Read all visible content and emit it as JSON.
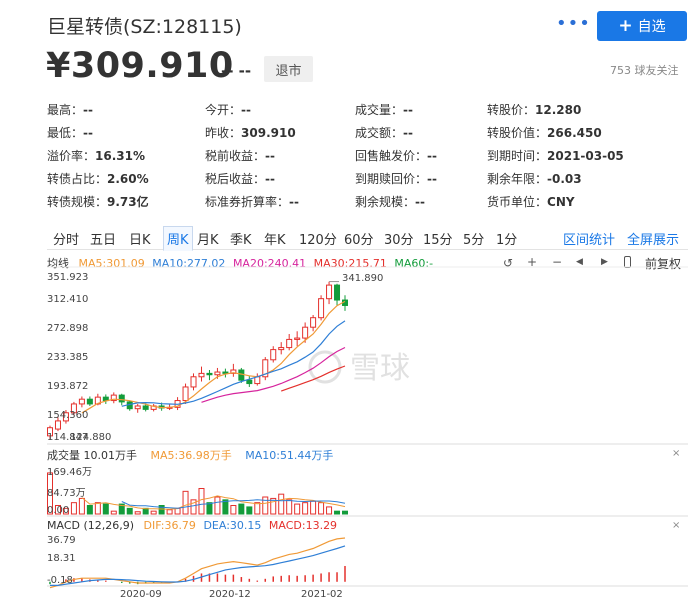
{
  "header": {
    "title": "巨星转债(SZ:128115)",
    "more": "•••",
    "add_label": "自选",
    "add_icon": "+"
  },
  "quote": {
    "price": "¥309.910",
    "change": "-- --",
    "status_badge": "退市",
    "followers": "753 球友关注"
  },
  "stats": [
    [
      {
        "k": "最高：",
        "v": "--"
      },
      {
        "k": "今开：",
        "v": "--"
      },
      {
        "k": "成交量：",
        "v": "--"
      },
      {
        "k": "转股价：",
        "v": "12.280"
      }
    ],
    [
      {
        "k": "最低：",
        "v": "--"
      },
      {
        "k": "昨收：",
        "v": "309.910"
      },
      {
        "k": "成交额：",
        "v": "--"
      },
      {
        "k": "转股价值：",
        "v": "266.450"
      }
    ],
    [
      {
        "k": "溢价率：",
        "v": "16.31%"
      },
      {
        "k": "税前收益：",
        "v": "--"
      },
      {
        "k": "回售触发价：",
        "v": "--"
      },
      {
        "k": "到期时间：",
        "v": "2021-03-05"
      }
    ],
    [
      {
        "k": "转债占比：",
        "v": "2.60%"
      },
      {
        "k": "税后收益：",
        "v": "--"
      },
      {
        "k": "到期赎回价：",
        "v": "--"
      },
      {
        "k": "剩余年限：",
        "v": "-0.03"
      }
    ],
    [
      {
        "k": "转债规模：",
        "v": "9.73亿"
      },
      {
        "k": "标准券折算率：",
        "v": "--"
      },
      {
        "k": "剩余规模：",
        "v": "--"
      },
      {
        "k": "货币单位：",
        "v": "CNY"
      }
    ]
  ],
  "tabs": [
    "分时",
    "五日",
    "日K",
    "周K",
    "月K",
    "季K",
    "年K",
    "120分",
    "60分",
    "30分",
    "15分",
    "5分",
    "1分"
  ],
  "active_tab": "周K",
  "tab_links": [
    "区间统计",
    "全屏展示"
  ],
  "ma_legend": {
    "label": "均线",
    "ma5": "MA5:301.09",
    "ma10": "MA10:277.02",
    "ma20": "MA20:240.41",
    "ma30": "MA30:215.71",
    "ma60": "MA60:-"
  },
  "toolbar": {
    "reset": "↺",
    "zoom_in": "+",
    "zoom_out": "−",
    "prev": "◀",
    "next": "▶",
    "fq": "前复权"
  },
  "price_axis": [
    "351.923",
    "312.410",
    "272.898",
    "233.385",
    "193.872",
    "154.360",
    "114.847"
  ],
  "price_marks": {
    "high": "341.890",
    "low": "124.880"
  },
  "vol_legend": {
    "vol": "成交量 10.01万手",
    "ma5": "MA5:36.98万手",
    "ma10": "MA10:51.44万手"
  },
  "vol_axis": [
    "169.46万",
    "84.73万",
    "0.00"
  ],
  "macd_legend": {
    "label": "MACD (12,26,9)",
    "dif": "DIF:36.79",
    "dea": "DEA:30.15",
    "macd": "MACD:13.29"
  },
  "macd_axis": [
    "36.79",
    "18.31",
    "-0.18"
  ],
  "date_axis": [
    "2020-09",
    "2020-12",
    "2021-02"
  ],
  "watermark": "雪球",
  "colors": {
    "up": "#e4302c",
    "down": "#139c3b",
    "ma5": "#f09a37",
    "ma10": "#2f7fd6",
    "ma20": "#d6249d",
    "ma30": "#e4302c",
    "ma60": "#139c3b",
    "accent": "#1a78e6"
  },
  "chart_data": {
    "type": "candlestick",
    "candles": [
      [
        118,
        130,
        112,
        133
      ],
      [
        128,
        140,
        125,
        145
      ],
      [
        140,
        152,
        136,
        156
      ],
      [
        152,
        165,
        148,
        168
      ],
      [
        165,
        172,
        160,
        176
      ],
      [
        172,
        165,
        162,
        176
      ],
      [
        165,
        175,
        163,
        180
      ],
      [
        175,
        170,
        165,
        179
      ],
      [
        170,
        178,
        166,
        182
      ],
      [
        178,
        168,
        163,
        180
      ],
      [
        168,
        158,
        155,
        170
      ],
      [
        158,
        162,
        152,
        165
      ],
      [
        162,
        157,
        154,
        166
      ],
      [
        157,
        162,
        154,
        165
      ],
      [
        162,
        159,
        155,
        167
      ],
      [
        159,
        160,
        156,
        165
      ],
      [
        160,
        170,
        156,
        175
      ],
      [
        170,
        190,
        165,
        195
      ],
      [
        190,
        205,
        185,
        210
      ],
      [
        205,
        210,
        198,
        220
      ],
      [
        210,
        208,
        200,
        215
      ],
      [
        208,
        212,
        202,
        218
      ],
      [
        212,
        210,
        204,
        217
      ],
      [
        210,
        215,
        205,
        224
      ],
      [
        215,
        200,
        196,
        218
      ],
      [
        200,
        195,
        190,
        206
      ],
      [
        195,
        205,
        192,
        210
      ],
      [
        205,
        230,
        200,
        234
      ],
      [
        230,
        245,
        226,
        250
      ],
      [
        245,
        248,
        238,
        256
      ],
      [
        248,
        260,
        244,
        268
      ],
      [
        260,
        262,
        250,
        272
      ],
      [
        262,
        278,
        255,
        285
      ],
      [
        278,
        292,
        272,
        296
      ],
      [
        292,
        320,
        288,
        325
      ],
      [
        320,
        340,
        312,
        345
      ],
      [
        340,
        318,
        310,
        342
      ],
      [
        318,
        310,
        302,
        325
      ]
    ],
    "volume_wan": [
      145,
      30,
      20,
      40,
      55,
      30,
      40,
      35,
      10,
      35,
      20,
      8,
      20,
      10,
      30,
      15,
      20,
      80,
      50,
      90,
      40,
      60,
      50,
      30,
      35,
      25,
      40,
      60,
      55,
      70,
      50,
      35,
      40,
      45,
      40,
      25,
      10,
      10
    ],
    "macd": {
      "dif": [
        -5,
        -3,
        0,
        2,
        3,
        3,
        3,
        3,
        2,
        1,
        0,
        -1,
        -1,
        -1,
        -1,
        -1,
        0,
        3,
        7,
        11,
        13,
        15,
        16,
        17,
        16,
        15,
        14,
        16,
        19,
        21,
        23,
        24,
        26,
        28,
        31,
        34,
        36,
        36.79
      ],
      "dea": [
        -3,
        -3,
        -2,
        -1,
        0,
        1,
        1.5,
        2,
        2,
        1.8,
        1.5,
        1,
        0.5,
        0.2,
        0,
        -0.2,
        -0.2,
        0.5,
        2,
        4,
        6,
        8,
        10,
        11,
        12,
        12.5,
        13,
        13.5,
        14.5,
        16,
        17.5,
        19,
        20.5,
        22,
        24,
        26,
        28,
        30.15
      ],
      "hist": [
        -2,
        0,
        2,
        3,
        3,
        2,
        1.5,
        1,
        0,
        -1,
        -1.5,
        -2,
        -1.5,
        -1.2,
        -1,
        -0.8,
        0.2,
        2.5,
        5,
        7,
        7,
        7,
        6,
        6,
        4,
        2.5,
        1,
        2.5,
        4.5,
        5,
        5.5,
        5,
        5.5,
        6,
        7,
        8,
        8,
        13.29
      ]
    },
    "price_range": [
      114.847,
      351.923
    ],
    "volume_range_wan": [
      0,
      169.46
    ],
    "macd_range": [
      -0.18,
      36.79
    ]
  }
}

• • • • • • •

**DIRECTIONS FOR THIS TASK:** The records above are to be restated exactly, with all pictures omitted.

**COMPLETED TASK:**
Read all visible content and emit it as JSON.
{
  "header": {
    "title": "巨星转债(SZ:128115)",
    "more": "•••",
    "add_label": "自选",
    "add_icon": "+"
  },
  "quote": {
    "price": "¥309.910",
    "change": "-- --",
    "status_badge": "退市",
    "followers": "753 球友关注"
  },
  "stats": [
    [
      {
        "k": "最高：",
        "v": "--"
      },
      {
        "k": "今开：",
        "v": "--"
      },
      {
        "k": "成交量：",
        "v": "--"
      },
      {
        "k": "转股价：",
        "v": "12.280"
      }
    ],
    [
      {
        "k": "最低：",
        "v": "--"
      },
      {
        "k": "昨收：",
        "v": "309.910"
      },
      {
        "k": "成交额：",
        "v": "--"
      },
      {
        "k": "转股价值：",
        "v": "266.450"
      }
    ],
    [
      {
        "k": "溢价率：",
        "v": "16.31%"
      },
      {
        "k": "税前收益：",
        "v": "--"
      },
      {
        "k": "回售触发价：",
        "v": "--"
      },
      {
        "k": "到期时间：",
        "v": "2021-03-05"
      }
    ],
    [
      {
        "k": "转债占比：",
        "v": "2.60%"
      },
      {
        "k": "税后收益：",
        "v": "--"
      },
      {
        "k": "到期赎回价：",
        "v": "--"
      },
      {
        "k": "剩余年限：",
        "v": "-0.03"
      }
    ],
    [
      {
        "k": "转债规模：",
        "v": "9.73亿"
      },
      {
        "k": "标准券折算率：",
        "v": "--"
      },
      {
        "k": "剩余规模：",
        "v": "--"
      },
      {
        "k": "货币单位：",
        "v": "CNY"
      }
    ]
  ],
  "tabs": [
    "分时",
    "五日",
    "日K",
    "周K",
    "月K",
    "季K",
    "年K",
    "120分",
    "60分",
    "30分",
    "15分",
    "5分",
    "1分"
  ],
  "active_tab": "周K",
  "tab_links": [
    "区间统计",
    "全屏展示"
  ],
  "ma_legend": {
    "label": "均线",
    "ma5": "MA5:301.09",
    "ma10": "MA10:277.02",
    "ma20": "MA20:240.41",
    "ma30": "MA30:215.71",
    "ma60": "MA60:-"
  },
  "toolbar": {
    "reset": "↺",
    "zoom_in": "+",
    "zoom_out": "−",
    "prev": "◀",
    "next": "▶",
    "fq": "前复权"
  },
  "price_axis": [
    "351.923",
    "312.410",
    "272.898",
    "233.385",
    "193.872",
    "154.360",
    "114.847"
  ],
  "price_marks": {
    "high": "341.890",
    "low": "124.880"
  },
  "vol_legend": {
    "vol": "成交量 10.01万手",
    "ma5": "MA5:36.98万手",
    "ma10": "MA10:51.44万手"
  },
  "vol_axis": [
    "169.46万",
    "84.73万",
    "0.00"
  ],
  "macd_legend": {
    "label": "MACD (12,26,9)",
    "dif": "DIF:36.79",
    "dea": "DEA:30.15",
    "macd": "MACD:13.29"
  },
  "macd_axis": [
    "36.79",
    "18.31",
    "-0.18"
  ],
  "date_axis": [
    "2020-09",
    "2020-12",
    "2021-02"
  ],
  "watermark": "雪球",
  "colors": {
    "up": "#e4302c",
    "down": "#139c3b",
    "ma5": "#f09a37",
    "ma10": "#2f7fd6",
    "ma20": "#d6249d",
    "ma30": "#e4302c",
    "ma60": "#139c3b",
    "accent": "#1a78e6"
  },
  "chart_data": {
    "type": "candlestick",
    "candles": [
      [
        118,
        130,
        112,
        133
      ],
      [
        128,
        140,
        125,
        145
      ],
      [
        140,
        152,
        136,
        156
      ],
      [
        152,
        165,
        148,
        168
      ],
      [
        165,
        172,
        160,
        176
      ],
      [
        172,
        165,
        162,
        176
      ],
      [
        165,
        175,
        163,
        180
      ],
      [
        175,
        170,
        165,
        179
      ],
      [
        170,
        178,
        166,
        182
      ],
      [
        178,
        168,
        163,
        180
      ],
      [
        168,
        158,
        155,
        170
      ],
      [
        158,
        162,
        152,
        165
      ],
      [
        162,
        157,
        154,
        166
      ],
      [
        157,
        162,
        154,
        165
      ],
      [
        162,
        159,
        155,
        167
      ],
      [
        159,
        160,
        156,
        165
      ],
      [
        160,
        170,
        156,
        175
      ],
      [
        170,
        190,
        165,
        195
      ],
      [
        190,
        205,
        185,
        210
      ],
      [
        205,
        210,
        198,
        220
      ],
      [
        210,
        208,
        200,
        215
      ],
      [
        208,
        212,
        202,
        218
      ],
      [
        212,
        210,
        204,
        217
      ],
      [
        210,
        215,
        205,
        224
      ],
      [
        215,
        200,
        196,
        218
      ],
      [
        200,
        195,
        190,
        206
      ],
      [
        195,
        205,
        192,
        210
      ],
      [
        205,
        230,
        200,
        234
      ],
      [
        230,
        245,
        226,
        250
      ],
      [
        245,
        248,
        238,
        256
      ],
      [
        248,
        260,
        244,
        268
      ],
      [
        260,
        262,
        250,
        272
      ],
      [
        262,
        278,
        255,
        285
      ],
      [
        278,
        292,
        272,
        296
      ],
      [
        292,
        320,
        288,
        325
      ],
      [
        320,
        340,
        312,
        345
      ],
      [
        340,
        318,
        310,
        342
      ],
      [
        318,
        310,
        302,
        325
      ]
    ],
    "volume_wan": [
      145,
      30,
      20,
      40,
      55,
      30,
      40,
      35,
      10,
      35,
      20,
      8,
      20,
      10,
      30,
      15,
      20,
      80,
      50,
      90,
      40,
      60,
      50,
      30,
      35,
      25,
      40,
      60,
      55,
      70,
      50,
      35,
      40,
      45,
      40,
      25,
      10,
      10
    ],
    "macd": {
      "dif": [
        -5,
        -3,
        0,
        2,
        3,
        3,
        3,
        3,
        2,
        1,
        0,
        -1,
        -1,
        -1,
        -1,
        -1,
        0,
        3,
        7,
        11,
        13,
        15,
        16,
        17,
        16,
        15,
        14,
        16,
        19,
        21,
        23,
        24,
        26,
        28,
        31,
        34,
        36,
        36.79
      ],
      "dea": [
        -3,
        -3,
        -2,
        -1,
        0,
        1,
        1.5,
        2,
        2,
        1.8,
        1.5,
        1,
        0.5,
        0.2,
        0,
        -0.2,
        -0.2,
        0.5,
        2,
        4,
        6,
        8,
        10,
        11,
        12,
        12.5,
        13,
        13.5,
        14.5,
        16,
        17.5,
        19,
        20.5,
        22,
        24,
        26,
        28,
        30.15
      ],
      "hist": [
        -2,
        0,
        2,
        3,
        3,
        2,
        1.5,
        1,
        0,
        -1,
        -1.5,
        -2,
        -1.5,
        -1.2,
        -1,
        -0.8,
        0.2,
        2.5,
        5,
        7,
        7,
        7,
        6,
        6,
        4,
        2.5,
        1,
        2.5,
        4.5,
        5,
        5.5,
        5,
        5.5,
        6,
        7,
        8,
        8,
        13.29
      ]
    },
    "price_range": [
      114.847,
      351.923
    ],
    "volume_range_wan": [
      0,
      169.46
    ],
    "macd_range": [
      -0.18,
      36.79
    ]
  }
}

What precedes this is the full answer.